**Directions for this task**
Please filter the entries for the word "pada" and copy every line that has it.

**Material for the task**
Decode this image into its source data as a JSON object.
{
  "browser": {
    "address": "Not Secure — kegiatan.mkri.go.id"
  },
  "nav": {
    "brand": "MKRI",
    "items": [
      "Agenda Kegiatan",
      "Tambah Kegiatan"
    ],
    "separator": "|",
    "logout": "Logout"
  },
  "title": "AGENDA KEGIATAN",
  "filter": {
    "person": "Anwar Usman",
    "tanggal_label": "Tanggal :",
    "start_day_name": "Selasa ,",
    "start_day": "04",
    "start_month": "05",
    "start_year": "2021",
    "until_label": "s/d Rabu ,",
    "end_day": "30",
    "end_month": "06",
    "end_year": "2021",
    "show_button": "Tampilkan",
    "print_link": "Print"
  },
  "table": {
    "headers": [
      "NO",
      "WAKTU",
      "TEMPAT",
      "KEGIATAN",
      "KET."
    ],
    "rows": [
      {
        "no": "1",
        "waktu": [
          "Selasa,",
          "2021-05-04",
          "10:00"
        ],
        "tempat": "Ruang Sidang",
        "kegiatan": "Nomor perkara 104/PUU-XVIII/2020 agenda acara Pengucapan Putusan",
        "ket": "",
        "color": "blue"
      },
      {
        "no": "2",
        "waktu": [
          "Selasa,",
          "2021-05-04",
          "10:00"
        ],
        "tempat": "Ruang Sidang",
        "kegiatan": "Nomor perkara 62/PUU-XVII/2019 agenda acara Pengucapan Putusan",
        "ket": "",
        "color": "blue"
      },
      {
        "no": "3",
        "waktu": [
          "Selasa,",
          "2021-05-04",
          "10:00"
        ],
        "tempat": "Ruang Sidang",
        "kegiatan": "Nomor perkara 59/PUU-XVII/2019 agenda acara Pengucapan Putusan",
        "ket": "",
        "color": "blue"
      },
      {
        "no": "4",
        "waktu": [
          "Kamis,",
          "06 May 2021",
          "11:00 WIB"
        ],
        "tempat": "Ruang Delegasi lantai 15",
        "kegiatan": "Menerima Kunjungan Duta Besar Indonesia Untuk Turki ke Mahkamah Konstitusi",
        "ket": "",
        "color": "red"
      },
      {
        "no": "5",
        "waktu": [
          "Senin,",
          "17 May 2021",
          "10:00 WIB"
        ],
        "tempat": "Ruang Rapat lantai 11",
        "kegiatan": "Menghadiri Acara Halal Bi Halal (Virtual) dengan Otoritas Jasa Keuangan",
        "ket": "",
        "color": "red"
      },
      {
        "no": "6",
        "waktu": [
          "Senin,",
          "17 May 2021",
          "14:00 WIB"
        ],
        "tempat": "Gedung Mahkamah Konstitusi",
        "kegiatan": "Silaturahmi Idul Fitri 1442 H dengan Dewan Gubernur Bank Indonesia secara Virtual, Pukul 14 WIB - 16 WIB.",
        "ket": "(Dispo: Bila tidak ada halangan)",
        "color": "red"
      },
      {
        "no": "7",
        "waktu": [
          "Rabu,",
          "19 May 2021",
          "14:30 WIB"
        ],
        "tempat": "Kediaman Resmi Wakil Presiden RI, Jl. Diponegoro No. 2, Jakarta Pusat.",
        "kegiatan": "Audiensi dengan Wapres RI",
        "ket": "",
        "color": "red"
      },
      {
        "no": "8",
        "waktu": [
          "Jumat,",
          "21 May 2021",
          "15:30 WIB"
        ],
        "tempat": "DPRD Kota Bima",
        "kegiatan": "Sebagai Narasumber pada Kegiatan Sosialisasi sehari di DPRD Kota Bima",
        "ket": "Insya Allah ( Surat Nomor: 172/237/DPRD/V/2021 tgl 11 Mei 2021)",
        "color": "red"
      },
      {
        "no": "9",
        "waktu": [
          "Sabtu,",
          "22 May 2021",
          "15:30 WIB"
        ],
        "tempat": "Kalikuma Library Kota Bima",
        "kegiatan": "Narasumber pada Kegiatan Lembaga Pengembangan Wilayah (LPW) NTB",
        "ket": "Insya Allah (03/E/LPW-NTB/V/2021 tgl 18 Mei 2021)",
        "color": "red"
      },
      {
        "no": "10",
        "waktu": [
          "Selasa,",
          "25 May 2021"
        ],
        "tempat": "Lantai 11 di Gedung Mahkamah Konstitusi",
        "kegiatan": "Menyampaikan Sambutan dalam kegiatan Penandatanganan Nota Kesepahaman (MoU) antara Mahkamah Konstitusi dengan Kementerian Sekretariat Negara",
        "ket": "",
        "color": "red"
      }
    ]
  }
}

**Task response**
        "kegiatan": "Sebagai Narasumber pada Kegiatan Sosialisasi sehari di DPRD Kota Bima",
        "kegiatan": "Narasumber pada Kegiatan Lembaga Pengembangan Wilayah (LPW) NTB",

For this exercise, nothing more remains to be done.